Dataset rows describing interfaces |

-.-.-

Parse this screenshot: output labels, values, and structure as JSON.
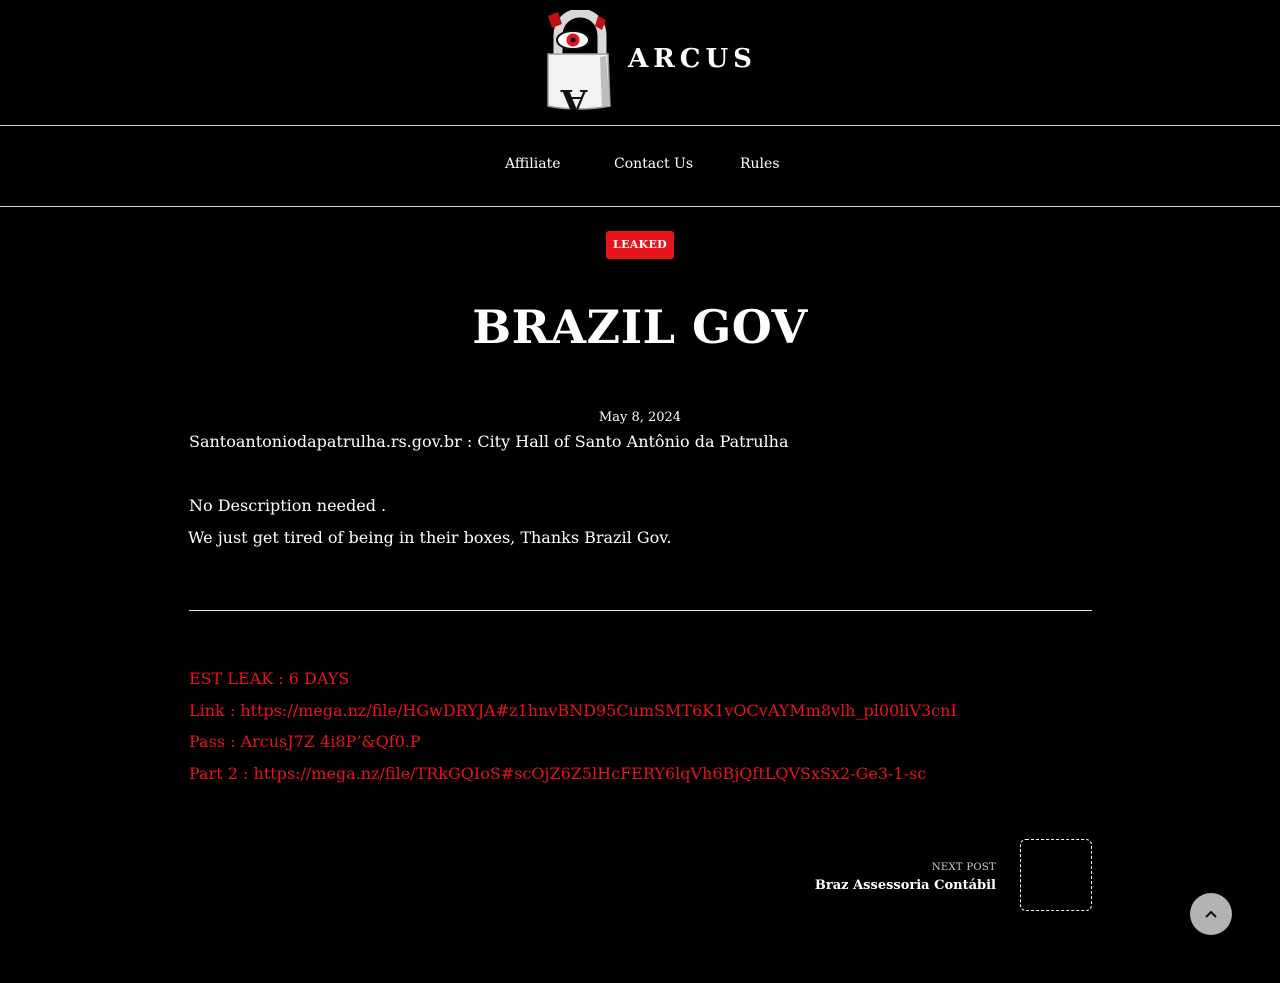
{
  "site": {
    "name": "ARCUS",
    "logo_icon": "padlock-eye-logo"
  },
  "nav": {
    "items": [
      {
        "label": "Affiliate"
      },
      {
        "label": "Contact Us"
      },
      {
        "label": "Rules"
      }
    ]
  },
  "post": {
    "category": "LEAKED",
    "title": "BRAZIL GOV",
    "date": "May 8, 2024",
    "paragraphs": [
      "Santoantoniodapatrulha.rs.gov.br : City Hall of Santo Antônio da Patrulha",
      "No Description needed .",
      "We just get tired of being in their boxes, Thanks Brazil Gov."
    ],
    "leak": {
      "est_leak": "EST LEAK : 6 DAYS",
      "link_prefix": "Link : ",
      "link_url": "https://mega.nz/file/HGwDRYJA#z1hnvBND95CumSMT6K1vOCvAYMm8vlh_pl00liV3cnI",
      "pass": "Pass : ArcusJ7Z 4i8P’&Qf0.P",
      "part2_prefix": "Part 2 : ",
      "part2_url": "https://mega.nz/file/TRkGQIoS#scOjZ6Z5lHcFERY6lqVh6BjQftLQVSxSx2-Ge3-1-sc"
    }
  },
  "next_post": {
    "label": "NEXT POST",
    "title": "Braz Assessoria Contábil"
  },
  "scroll_top": {
    "icon": "chevron-up-icon"
  },
  "colors": {
    "background": "#000000",
    "accent": "#e8141b",
    "text": "#ffffff",
    "scroll_button": "#b3b3b3"
  }
}
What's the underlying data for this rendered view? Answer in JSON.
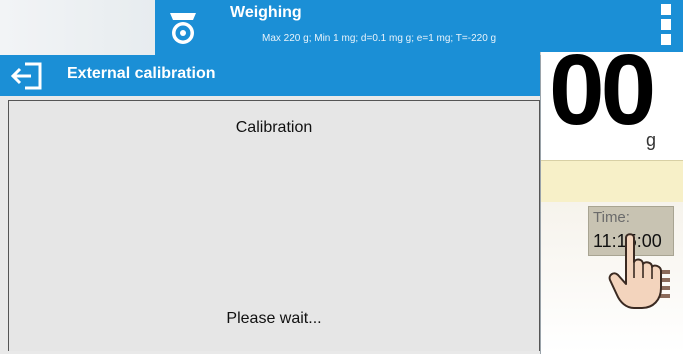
{
  "main": {
    "title": "Weighing",
    "subtitle": "Max 220 g; Min 1 mg; d=0.1 mg g; e=1 mg; T=-220 g",
    "reading_value": "00",
    "reading_unit": "g",
    "time_label": "Time:",
    "time_value": "11:15:00"
  },
  "dialog": {
    "title": "External calibration",
    "subtitle": "Calibration",
    "status_text": "Please wait..."
  },
  "colors": {
    "accent": "#1b8fd6",
    "dialog_background": "#e9e9e9",
    "info_band": "#f7f0c8"
  },
  "icons": {
    "mode": "scale-icon",
    "menu": "menu-dots-icon",
    "back": "exit-arrow-icon",
    "pointer": "hand-pointer-icon"
  }
}
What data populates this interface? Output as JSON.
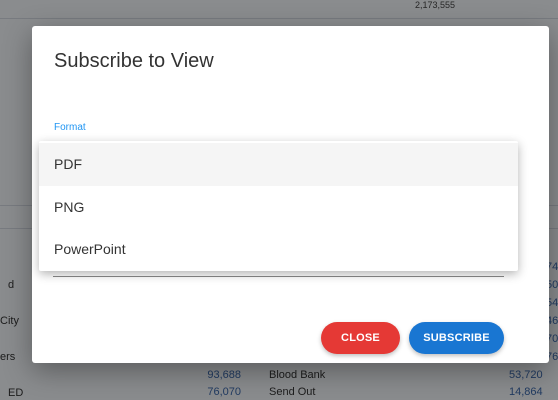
{
  "background": {
    "top_text": "2,173,555",
    "left_labels": [
      "d",
      "City",
      "ers",
      "ED"
    ],
    "mid_values": [
      "93,688",
      "76,070"
    ],
    "mid_labels": [
      "Blood Bank",
      "Send Out"
    ],
    "right_values": [
      "74",
      "50",
      "54",
      "46",
      "70",
      "76",
      "53,720",
      "14,864"
    ]
  },
  "dialog": {
    "title": "Subscribe to View",
    "format_label": "Format",
    "options": [
      {
        "label": "PDF",
        "selected": true
      },
      {
        "label": "PNG",
        "selected": false
      },
      {
        "label": "PowerPoint",
        "selected": false
      }
    ],
    "close_label": "CLOSE",
    "subscribe_label": "SUBSCRIBE"
  },
  "colors": {
    "accent": "#2196f3",
    "close": "#e53935",
    "subscribe": "#1976d2"
  }
}
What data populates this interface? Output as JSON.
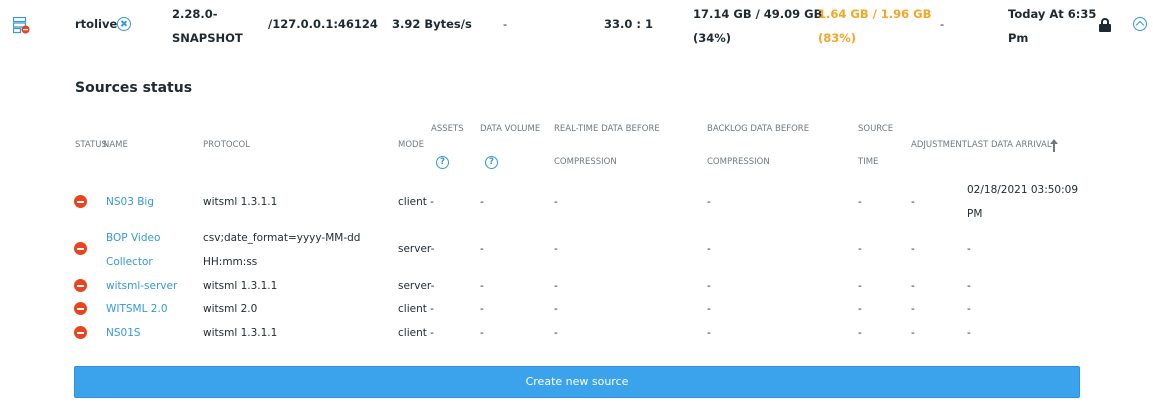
{
  "server_row": {
    "name": "rtolive",
    "version_line1": "2.28.0-",
    "version_line2": "SNAPSHOT",
    "address": "/127.0.0.1:46124",
    "rate": "3.92 Bytes/s",
    "dash1": "-",
    "ratio": "33.0 : 1",
    "disk_line1": "17.14 GB / 49.09 GB",
    "disk_line2": "(34%)",
    "memory_line1": "1.64 GB / 1.96 GB",
    "memory_line2": "(83%)",
    "dash2": "-",
    "time_line1": "Today At 6:35",
    "time_line2": "Pm",
    "warning_color": "#f5a623",
    "icons": {
      "server": "server-error-icon",
      "remove": "close-circle-icon",
      "lock": "lock-icon",
      "collapse": "chevron-up-circle-icon"
    }
  },
  "sources": {
    "title": "Sources status",
    "headers": {
      "status": "STATUS",
      "name": "NAME",
      "protocol": "PROTOCOL",
      "mode": "MODE",
      "assets": "ASSETS",
      "data_volume": "DATA VOLUME",
      "realtime_line1": "REAL-TIME DATA BEFORE",
      "realtime_line2": "COMPRESSION",
      "backlog_line1": "BACKLOG DATA BEFORE",
      "backlog_line2": "COMPRESSION",
      "source_time_line1": "SOURCE",
      "source_time_line2": "TIME",
      "adjustment": "ADJUSTMENT",
      "last_arrival": "LAST DATA ARRIVAL",
      "help_glyph": "?"
    },
    "rows": [
      {
        "name_line1": "NS03 Big",
        "name_line2": "",
        "protocol_line1": "witsml 1.3.1.1",
        "protocol_line2": "",
        "mode": "client -",
        "data_volume": "-",
        "realtime": "-",
        "backlog": "-",
        "source_time": "-",
        "adjustment": "-",
        "last_arrival_line1": "02/18/2021 03:50:09",
        "last_arrival_line2": "PM"
      },
      {
        "name_line1": "BOP Video",
        "name_line2": "Collector",
        "protocol_line1": "csv;date_format=yyyy-MM-dd",
        "protocol_line2": "HH:mm:ss",
        "mode": "server-",
        "data_volume": "-",
        "realtime": "-",
        "backlog": "-",
        "source_time": "-",
        "adjustment": "-",
        "last_arrival_line1": "-",
        "last_arrival_line2": ""
      },
      {
        "name_line1": "witsml-server",
        "name_line2": "",
        "protocol_line1": "witsml 1.3.1.1",
        "protocol_line2": "",
        "mode": "server-",
        "data_volume": "-",
        "realtime": "-",
        "backlog": "-",
        "source_time": "-",
        "adjustment": "-",
        "last_arrival_line1": "-",
        "last_arrival_line2": ""
      },
      {
        "name_line1": "WITSML 2.0",
        "name_line2": "",
        "protocol_line1": "witsml 2.0",
        "protocol_line2": "",
        "mode": "client -",
        "data_volume": "-",
        "realtime": "-",
        "backlog": "-",
        "source_time": "-",
        "adjustment": "-",
        "last_arrival_line1": "-",
        "last_arrival_line2": ""
      },
      {
        "name_line1": "NS01S",
        "name_line2": "",
        "protocol_line1": "witsml 1.3.1.1",
        "protocol_line2": "",
        "mode": "client -",
        "data_volume": "-",
        "realtime": "-",
        "backlog": "-",
        "source_time": "-",
        "adjustment": "-",
        "last_arrival_line1": "-",
        "last_arrival_line2": ""
      }
    ],
    "create_button_label": "Create new source",
    "accent_color": "#3aa3eb",
    "error_color": "#e8451f"
  }
}
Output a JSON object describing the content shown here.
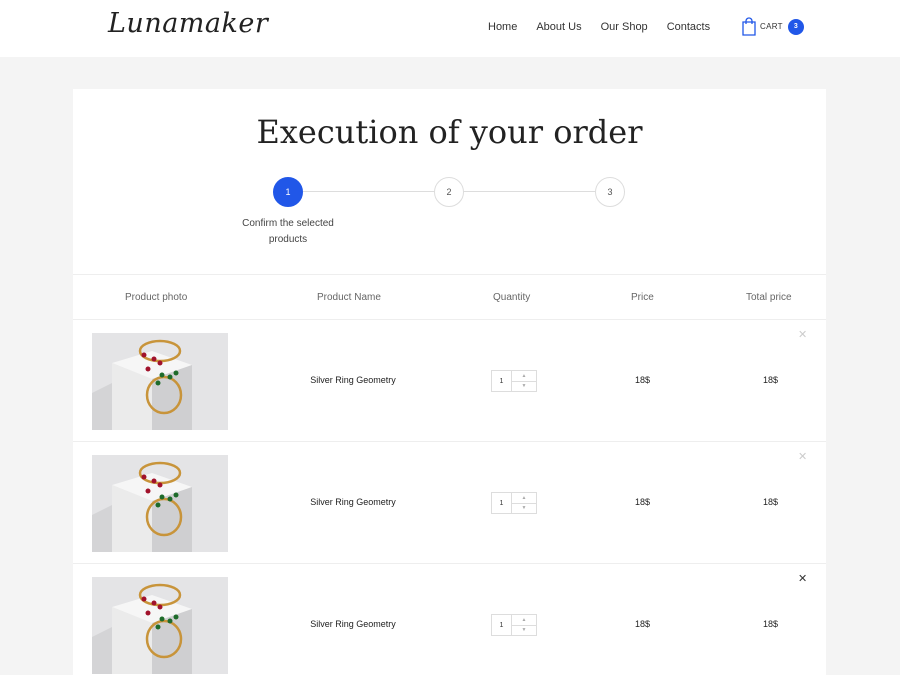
{
  "brand": {
    "logo": "Lunamaker"
  },
  "nav": {
    "items": [
      "Home",
      "About Us",
      "Our Shop",
      "Contacts"
    ]
  },
  "cart": {
    "label": "CART",
    "count": "3",
    "icon": "shopping-bag-icon"
  },
  "colors": {
    "accent": "#2157e8"
  },
  "page": {
    "title": "Execution of your order"
  },
  "steps": {
    "items": [
      "1",
      "2",
      "3"
    ],
    "active": 1,
    "caption_line1": "Confirm the selected",
    "caption_line2": "products"
  },
  "table": {
    "headers": [
      "Product photo",
      "Product Name",
      "Quantity",
      "Price",
      "Total price"
    ],
    "rows": [
      {
        "name": "Silver Ring Geometry",
        "qty": "1",
        "price": "18$",
        "total": "18$"
      },
      {
        "name": "Silver Ring Geometry",
        "qty": "1",
        "price": "18$",
        "total": "18$"
      },
      {
        "name": "Silver Ring Geometry",
        "qty": "1",
        "price": "18$",
        "total": "18$"
      }
    ]
  }
}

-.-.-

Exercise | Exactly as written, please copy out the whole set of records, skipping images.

Final answer |
Parse this screenshot: output labels, values, and structure as JSON.
{
  "site": {
    "name": "ARCUS",
    "logo_icon": "padlock-eye-logo"
  },
  "nav": {
    "items": [
      {
        "label": "Affiliate"
      },
      {
        "label": "Contact Us"
      },
      {
        "label": "Rules"
      }
    ]
  },
  "post": {
    "category": "LEAKED",
    "title": "BRAZIL GOV",
    "date": "May 8, 2024",
    "paragraphs": [
      "Santoantoniodapatrulha.rs.gov.br : City Hall of Santo Antônio da Patrulha",
      "No Description needed .",
      "We just get tired of being in their boxes, Thanks Brazil Gov."
    ],
    "leak": {
      "est_leak": "EST LEAK : 6 DAYS",
      "link_prefix": "Link : ",
      "link_url": "https://mega.nz/file/HGwDRYJA#z1hnvBND95CumSMT6K1vOCvAYMm8vlh_pl00liV3cnI",
      "pass": "Pass : ArcusJ7Z 4i8P’&Qf0.P",
      "part2_prefix": "Part 2 : ",
      "part2_url": "https://mega.nz/file/TRkGQIoS#scOjZ6Z5lHcFERY6lqVh6BjQftLQVSxSx2-Ge3-1-sc"
    }
  },
  "next_post": {
    "label": "NEXT POST",
    "title": "Braz Assessoria Contábil"
  },
  "scroll_top": {
    "icon": "chevron-up-icon"
  },
  "colors": {
    "background": "#000000",
    "accent": "#e8141b",
    "text": "#ffffff",
    "scroll_button": "#b3b3b3"
  }
}
What's the underlying data for this rendered view? Answer in JSON.
{
  "main": {
    "title": "Weighing",
    "subtitle": "Max 220 g; Min 1 mg; d=0.1 mg g; e=1 mg; T=-220 g",
    "reading_value": "00",
    "reading_unit": "g",
    "time_label": "Time:",
    "time_value": "11:15:00"
  },
  "dialog": {
    "title": "External calibration",
    "subtitle": "Calibration",
    "status_text": "Please wait..."
  },
  "colors": {
    "accent": "#1b8fd6",
    "dialog_background": "#e9e9e9",
    "info_band": "#f7f0c8"
  },
  "icons": {
    "mode": "scale-icon",
    "menu": "menu-dots-icon",
    "back": "exit-arrow-icon",
    "pointer": "hand-pointer-icon"
  }
}
What data populates this interface? Output as JSON.
{
  "background": {
    "top_text": "2,173,555",
    "left_labels": [
      "d",
      "City",
      "ers",
      "ED"
    ],
    "mid_values": [
      "93,688",
      "76,070"
    ],
    "mid_labels": [
      "Blood Bank",
      "Send Out"
    ],
    "right_values": [
      "74",
      "50",
      "54",
      "46",
      "70",
      "76",
      "53,720",
      "14,864"
    ]
  },
  "dialog": {
    "title": "Subscribe to View",
    "format_label": "Format",
    "options": [
      {
        "label": "PDF",
        "selected": true
      },
      {
        "label": "PNG",
        "selected": false
      },
      {
        "label": "PowerPoint",
        "selected": false
      }
    ],
    "close_label": "CLOSE",
    "subscribe_label": "SUBSCRIBE"
  },
  "colors": {
    "accent": "#2196f3",
    "close": "#e53935",
    "subscribe": "#1976d2"
  }
}
What data populates this interface? Output as JSON.
{
  "server_row": {
    "name": "rtolive",
    "version_line1": "2.28.0-",
    "version_line2": "SNAPSHOT",
    "address": "/127.0.0.1:46124",
    "rate": "3.92 Bytes/s",
    "dash1": "-",
    "ratio": "33.0 : 1",
    "disk_line1": "17.14 GB / 49.09 GB",
    "disk_line2": "(34%)",
    "memory_line1": "1.64 GB / 1.96 GB",
    "memory_line2": "(83%)",
    "dash2": "-",
    "time_line1": "Today At 6:35",
    "time_line2": "Pm",
    "warning_color": "#f5a623",
    "icons": {
      "server": "server-error-icon",
      "remove": "close-circle-icon",
      "lock": "lock-icon",
      "collapse": "chevron-up-circle-icon"
    }
  },
  "sources": {
    "title": "Sources status",
    "headers": {
      "status": "STATUS",
      "name": "NAME",
      "protocol": "PROTOCOL",
      "mode": "MODE",
      "assets": "ASSETS",
      "data_volume": "DATA VOLUME",
      "realtime_line1": "REAL-TIME DATA BEFORE",
      "realtime_line2": "COMPRESSION",
      "backlog_line1": "BACKLOG DATA BEFORE",
      "backlog_line2": "COMPRESSION",
      "source_time_line1": "SOURCE",
      "source_time_line2": "TIME",
      "adjustment": "ADJUSTMENT",
      "last_arrival": "LAST DATA ARRIVAL",
      "help_glyph": "?"
    },
    "rows": [
      {
        "name_line1": "NS03 Big",
        "name_line2": "",
        "protocol_line1": "witsml 1.3.1.1",
        "protocol_line2": "",
        "mode": "client -",
        "data_volume": "-",
        "realtime": "-",
        "backlog": "-",
        "source_time": "-",
        "adjustment": "-",
        "last_arrival_line1": "02/18/2021 03:50:09",
        "last_arrival_line2": "PM"
      },
      {
        "name_line1": "BOP Video",
        "name_line2": "Collector",
        "protocol_line1": "csv;date_format=yyyy-MM-dd",
        "protocol_line2": "HH:mm:ss",
        "mode": "server-",
        "data_volume": "-",
        "realtime": "-",
        "backlog": "-",
        "source_time": "-",
        "adjustment": "-",
        "last_arrival_line1": "-",
        "last_arrival_line2": ""
      },
      {
        "name_line1": "witsml-server",
        "name_line2": "",
        "protocol_line1": "witsml 1.3.1.1",
        "protocol_line2": "",
        "mode": "server-",
        "data_volume": "-",
        "realtime": "-",
        "backlog": "-",
        "source_time": "-",
        "adjustment": "-",
        "last_arrival_line1": "-",
        "last_arrival_line2": ""
      },
      {
        "name_line1": "WITSML 2.0",
        "name_line2": "",
        "protocol_line1": "witsml 2.0",
        "protocol_line2": "",
        "mode": "client -",
        "data_volume": "-",
        "realtime": "-",
        "backlog": "-",
        "source_time": "-",
        "adjustment": "-",
        "last_arrival_line1": "-",
        "last_arrival_line2": ""
      },
      {
        "name_line1": "NS01S",
        "name_line2": "",
        "protocol_line1": "witsml 1.3.1.1",
        "protocol_line2": "",
        "mode": "client -",
        "data_volume": "-",
        "realtime": "-",
        "backlog": "-",
        "source_time": "-",
        "adjustment": "-",
        "last_arrival_line1": "-",
        "last_arrival_line2": ""
      }
    ],
    "create_button_label": "Create new source",
    "accent_color": "#3aa3eb",
    "error_color": "#e8451f"
  }
}
Output a JSON object describing the content shown here.
{
  "brand": {
    "logo": "Lunamaker"
  },
  "nav": {
    "items": [
      "Home",
      "About Us",
      "Our Shop",
      "Contacts"
    ]
  },
  "cart": {
    "label": "CART",
    "count": "3",
    "icon": "shopping-bag-icon"
  },
  "colors": {
    "accent": "#2157e8"
  },
  "page": {
    "title": "Execution of your order"
  },
  "steps": {
    "items": [
      "1",
      "2",
      "3"
    ],
    "active": 1,
    "caption_line1": "Confirm the selected",
    "caption_line2": "products"
  },
  "table": {
    "headers": [
      "Product photo",
      "Product Name",
      "Quantity",
      "Price",
      "Total price"
    ],
    "rows": [
      {
        "name": "Silver Ring Geometry",
        "qty": "1",
        "price": "18$",
        "total": "18$"
      },
      {
        "name": "Silver Ring Geometry",
        "qty": "1",
        "price": "18$",
        "total": "18$"
      },
      {
        "name": "Silver Ring Geometry",
        "qty": "1",
        "price": "18$",
        "total": "18$"
      }
    ]
  }
}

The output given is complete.